Could you print the data that follows exactly as given?

Material for this exercise:
== Segment start ==

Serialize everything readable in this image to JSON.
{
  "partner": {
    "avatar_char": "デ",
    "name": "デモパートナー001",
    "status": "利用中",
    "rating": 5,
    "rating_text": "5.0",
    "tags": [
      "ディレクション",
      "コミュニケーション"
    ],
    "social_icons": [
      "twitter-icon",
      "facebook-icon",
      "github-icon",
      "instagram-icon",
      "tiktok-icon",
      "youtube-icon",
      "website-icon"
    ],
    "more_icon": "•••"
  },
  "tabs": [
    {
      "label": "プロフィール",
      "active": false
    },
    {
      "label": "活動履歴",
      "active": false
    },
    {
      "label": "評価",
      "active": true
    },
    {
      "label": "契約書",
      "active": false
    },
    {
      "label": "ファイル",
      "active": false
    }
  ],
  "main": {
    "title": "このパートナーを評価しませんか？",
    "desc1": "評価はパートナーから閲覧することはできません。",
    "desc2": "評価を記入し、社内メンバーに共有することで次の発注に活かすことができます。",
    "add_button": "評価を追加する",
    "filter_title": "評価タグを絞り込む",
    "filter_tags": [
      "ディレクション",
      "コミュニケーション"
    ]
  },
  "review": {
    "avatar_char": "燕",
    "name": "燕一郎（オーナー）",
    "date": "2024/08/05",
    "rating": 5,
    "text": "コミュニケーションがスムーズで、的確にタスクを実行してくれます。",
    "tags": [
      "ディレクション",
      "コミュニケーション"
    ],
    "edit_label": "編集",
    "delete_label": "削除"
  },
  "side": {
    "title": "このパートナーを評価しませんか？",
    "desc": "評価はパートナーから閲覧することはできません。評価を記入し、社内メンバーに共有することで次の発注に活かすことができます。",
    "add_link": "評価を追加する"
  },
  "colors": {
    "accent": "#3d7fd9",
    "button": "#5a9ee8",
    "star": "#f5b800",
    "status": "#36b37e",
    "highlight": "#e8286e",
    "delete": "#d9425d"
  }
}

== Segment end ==

Written reply:
Serialize everything readable in this image to JSON.
{
  "partner": {
    "avatar_char": "デ",
    "name": "デモパートナー001",
    "status": "利用中",
    "rating": 5,
    "rating_text": "5.0",
    "tags": [
      "ディレクション",
      "コミュニケーション"
    ],
    "social_icons": [
      "twitter-icon",
      "facebook-icon",
      "github-icon",
      "instagram-icon",
      "tiktok-icon",
      "youtube-icon",
      "website-icon"
    ],
    "more_icon": "•••"
  },
  "tabs": [
    {
      "label": "プロフィール",
      "active": false
    },
    {
      "label": "活動履歴",
      "active": false
    },
    {
      "label": "評価",
      "active": true
    },
    {
      "label": "契約書",
      "active": false
    },
    {
      "label": "ファイル",
      "active": false
    }
  ],
  "main": {
    "title": "このパートナーを評価しませんか？",
    "desc1": "評価はパートナーから閲覧することはできません。",
    "desc2": "評価を記入し、社内メンバーに共有することで次の発注に活かすことができます。",
    "add_button": "評価を追加する",
    "filter_title": "評価タグを絞り込む",
    "filter_tags": [
      "ディレクション",
      "コミュニケーション"
    ]
  },
  "review": {
    "avatar_char": "燕",
    "name": "燕一郎（オーナー）",
    "date": "2024/08/05",
    "rating": 5,
    "text": "コミュニケーションがスムーズで、的確にタスクを実行してくれます。",
    "tags": [
      "ディレクション",
      "コミュニケーション"
    ],
    "edit_label": "編集",
    "delete_label": "削除"
  },
  "side": {
    "title": "このパートナーを評価しませんか？",
    "desc": "評価はパートナーから閲覧することはできません。評価を記入し、社内メンバーに共有することで次の発注に活かすことができます。",
    "add_link": "評価を追加する"
  },
  "colors": {
    "accent": "#3d7fd9",
    "button": "#5a9ee8",
    "star": "#f5b800",
    "status": "#36b37e",
    "highlight": "#e8286e",
    "delete": "#d9425d"
  }
}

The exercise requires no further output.